  • Sites founded by Jews or for Jews specifically for Jewish religious and ritual activity, including synagogues, mikvot (ritual baths), and cemeteries;
  • Sites founded by Jews or for Jews for Jewish cultural or communal activity, including schools, community centers, hospitals, oldage homes, etc;
  • Sites of considerable significance to the Jewish history of the region, including areas of primary and predominant Jewish settlement, and selected specific residential and commercial founded, owned and used by Jews and particularly noted for some significant activity of Jews.

All sites will be identified as to location (by map and GPS), current ownership and use, and general condition. Using available historic research the historical, architectural or other significance of each site will be briefly described. Whenever possible, new documentary photography will be carried out on site.

PHASE II: Planning

In the second phase of the project, all sites will be reviewed and evaluated a diverse committee of experts to evaluate the collective significance of sites and the significance of individual sites. From this process will develop a regional feasibility study for future development of region-based historic preservation, heritage tourism and Jewish and secular educational programs.

PHASE III: Conservation, Education, Presentation


The third phase is a long term effort to implement a range of protective and conservation measures, and to develop integrated education, commemorative and tourism programs and policies.

To support or participate in this survey please contact me directly. More information will be available later in 2010.




4 comments:

Hels said...

The Mikve Israel-Emanuel Synagogue in Curacao is lovely, well designed inside to deal with a challenging climate and well designed outside to reflect the architecture of its historical origins, both Dutch and Dutch-inspired English.

I realise there are risk factors that endanger Curacao's important Jewish sites, but at least with architecture, there can be heritage or protective coverage. Do you know if this shule is protected?

Samuel D. Gruber said...

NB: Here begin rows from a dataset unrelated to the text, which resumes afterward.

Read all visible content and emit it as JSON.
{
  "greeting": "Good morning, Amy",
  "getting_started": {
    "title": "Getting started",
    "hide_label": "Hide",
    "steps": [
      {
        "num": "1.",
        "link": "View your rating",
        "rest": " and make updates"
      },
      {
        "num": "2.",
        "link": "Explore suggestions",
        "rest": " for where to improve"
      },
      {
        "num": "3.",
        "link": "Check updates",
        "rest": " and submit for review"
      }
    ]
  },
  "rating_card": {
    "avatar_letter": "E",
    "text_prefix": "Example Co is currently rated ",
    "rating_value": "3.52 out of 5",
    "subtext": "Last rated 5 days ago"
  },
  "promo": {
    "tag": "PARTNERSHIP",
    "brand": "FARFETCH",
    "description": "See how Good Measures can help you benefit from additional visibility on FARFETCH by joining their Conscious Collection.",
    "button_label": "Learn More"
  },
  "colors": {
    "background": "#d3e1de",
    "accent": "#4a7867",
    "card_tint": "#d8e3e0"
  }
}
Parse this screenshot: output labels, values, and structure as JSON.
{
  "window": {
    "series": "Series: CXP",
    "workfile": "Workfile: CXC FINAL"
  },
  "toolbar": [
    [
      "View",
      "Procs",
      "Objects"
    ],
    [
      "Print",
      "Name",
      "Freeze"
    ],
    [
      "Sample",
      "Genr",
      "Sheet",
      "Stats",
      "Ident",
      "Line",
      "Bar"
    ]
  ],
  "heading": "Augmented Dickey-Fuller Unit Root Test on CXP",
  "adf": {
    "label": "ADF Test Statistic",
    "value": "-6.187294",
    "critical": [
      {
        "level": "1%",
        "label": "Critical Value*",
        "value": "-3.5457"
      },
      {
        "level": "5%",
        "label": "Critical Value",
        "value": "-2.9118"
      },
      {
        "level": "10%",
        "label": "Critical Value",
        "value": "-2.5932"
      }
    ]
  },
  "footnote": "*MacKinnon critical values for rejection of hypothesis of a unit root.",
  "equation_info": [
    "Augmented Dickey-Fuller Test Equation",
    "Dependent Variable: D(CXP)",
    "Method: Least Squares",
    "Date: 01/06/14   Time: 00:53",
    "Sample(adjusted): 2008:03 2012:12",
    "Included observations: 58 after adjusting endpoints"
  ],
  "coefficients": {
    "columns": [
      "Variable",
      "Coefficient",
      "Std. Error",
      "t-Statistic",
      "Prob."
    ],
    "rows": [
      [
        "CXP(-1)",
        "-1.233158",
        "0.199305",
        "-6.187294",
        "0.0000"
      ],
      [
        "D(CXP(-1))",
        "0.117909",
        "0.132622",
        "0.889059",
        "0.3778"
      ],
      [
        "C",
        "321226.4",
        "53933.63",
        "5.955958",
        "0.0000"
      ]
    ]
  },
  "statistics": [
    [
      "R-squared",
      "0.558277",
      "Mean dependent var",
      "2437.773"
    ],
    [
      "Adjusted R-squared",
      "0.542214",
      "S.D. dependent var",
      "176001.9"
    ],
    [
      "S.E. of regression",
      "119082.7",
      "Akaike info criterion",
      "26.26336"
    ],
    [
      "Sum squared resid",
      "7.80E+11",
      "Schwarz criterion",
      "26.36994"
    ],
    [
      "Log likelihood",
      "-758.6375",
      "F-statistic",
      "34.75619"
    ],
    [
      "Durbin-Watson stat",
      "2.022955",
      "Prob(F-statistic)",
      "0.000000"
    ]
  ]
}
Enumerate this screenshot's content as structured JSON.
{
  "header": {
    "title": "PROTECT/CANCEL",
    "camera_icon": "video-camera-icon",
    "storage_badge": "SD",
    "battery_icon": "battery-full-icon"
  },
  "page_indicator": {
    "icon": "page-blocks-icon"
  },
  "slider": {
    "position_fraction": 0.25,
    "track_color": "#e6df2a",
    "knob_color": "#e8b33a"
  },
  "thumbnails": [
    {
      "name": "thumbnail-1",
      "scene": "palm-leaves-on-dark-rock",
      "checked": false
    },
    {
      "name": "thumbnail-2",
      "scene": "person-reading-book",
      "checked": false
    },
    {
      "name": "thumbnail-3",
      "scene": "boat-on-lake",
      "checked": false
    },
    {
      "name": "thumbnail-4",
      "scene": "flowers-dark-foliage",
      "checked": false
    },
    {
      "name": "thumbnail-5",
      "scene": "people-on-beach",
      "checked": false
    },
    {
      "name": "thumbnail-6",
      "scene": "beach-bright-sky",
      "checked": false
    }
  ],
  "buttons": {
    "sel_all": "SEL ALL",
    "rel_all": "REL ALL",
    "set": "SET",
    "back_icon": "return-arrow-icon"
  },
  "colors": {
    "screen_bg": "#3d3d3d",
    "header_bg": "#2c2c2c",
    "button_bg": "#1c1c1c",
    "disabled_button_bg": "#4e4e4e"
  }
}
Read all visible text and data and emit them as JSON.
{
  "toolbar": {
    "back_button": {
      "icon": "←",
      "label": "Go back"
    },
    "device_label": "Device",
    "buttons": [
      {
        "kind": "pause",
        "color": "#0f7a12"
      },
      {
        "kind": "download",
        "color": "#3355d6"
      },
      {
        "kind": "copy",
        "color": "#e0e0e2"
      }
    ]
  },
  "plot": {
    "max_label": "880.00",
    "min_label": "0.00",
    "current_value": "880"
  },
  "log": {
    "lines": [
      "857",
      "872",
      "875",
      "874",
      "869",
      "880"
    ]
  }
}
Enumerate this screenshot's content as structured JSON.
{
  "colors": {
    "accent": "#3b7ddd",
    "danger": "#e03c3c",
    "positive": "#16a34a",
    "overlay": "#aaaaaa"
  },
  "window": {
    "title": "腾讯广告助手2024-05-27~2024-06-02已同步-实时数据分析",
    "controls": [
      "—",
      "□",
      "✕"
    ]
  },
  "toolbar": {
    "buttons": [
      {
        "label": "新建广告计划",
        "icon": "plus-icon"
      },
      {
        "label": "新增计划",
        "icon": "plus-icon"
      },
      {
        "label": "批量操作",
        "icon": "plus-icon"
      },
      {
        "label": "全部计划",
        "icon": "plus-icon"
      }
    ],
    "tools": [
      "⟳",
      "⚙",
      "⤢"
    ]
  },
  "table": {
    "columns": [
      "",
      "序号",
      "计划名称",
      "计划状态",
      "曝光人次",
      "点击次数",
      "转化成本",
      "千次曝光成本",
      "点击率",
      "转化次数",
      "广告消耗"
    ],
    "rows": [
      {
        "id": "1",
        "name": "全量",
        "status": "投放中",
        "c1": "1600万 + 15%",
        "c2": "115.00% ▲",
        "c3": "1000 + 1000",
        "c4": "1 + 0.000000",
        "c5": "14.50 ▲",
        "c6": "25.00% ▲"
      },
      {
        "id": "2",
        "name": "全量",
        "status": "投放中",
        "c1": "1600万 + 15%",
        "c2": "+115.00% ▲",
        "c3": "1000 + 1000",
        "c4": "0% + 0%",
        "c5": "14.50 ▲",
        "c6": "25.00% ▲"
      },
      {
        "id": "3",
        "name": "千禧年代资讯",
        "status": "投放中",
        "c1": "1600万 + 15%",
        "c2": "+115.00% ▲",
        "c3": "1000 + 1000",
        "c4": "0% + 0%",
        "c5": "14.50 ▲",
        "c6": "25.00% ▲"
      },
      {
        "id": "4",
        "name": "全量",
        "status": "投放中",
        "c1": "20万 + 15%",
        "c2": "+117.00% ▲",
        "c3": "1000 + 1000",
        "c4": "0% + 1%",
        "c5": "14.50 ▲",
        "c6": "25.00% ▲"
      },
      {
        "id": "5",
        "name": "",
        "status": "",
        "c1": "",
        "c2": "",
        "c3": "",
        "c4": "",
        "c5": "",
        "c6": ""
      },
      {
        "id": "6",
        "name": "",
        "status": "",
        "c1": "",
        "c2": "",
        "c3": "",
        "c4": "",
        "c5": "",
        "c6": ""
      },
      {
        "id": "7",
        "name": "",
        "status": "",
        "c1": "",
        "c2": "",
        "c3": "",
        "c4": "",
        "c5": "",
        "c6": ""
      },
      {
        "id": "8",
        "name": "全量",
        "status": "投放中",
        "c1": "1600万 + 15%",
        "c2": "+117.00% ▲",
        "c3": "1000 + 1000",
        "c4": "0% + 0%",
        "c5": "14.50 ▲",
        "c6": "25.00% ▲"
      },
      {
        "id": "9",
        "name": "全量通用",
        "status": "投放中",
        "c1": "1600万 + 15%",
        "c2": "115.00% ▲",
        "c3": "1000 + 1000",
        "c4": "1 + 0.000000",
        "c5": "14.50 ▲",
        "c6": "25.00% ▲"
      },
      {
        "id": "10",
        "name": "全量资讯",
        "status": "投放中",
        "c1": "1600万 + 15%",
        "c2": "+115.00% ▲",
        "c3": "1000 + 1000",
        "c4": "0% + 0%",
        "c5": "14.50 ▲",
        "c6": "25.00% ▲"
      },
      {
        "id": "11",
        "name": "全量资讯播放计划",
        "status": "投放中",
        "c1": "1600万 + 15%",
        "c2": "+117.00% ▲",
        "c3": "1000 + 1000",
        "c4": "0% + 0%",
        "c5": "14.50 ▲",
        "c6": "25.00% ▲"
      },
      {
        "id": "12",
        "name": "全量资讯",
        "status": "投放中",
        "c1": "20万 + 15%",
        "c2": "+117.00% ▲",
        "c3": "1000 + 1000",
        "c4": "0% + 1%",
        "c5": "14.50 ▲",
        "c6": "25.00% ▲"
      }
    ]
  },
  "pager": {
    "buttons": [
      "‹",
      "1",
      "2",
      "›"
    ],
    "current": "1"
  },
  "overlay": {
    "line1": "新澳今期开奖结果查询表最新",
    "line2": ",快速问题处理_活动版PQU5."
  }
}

Yes, this synagogue is protected in many ways - by government, by the Jewish community, and as the recipient of considerable revenue from various sources. The same, however, cannot be said of many of the Jewish sites throughout the region - especially archaeological sites and cemeteries.

Hels said...

I created a link to your post on the Caribbean conference, even though it has well and truly past now. But hopefully people will get hold of the conference papers, if they are interested in the topic.

thanks
Hels
http://melbourneblogger.blogspot.com/2010/06/caribbean-jewish-communities.html

LondonGirl said...

I read Hels' article first, and followed the link to yours, a fascinating post!

And, shortly, Shabbat Shalom, too.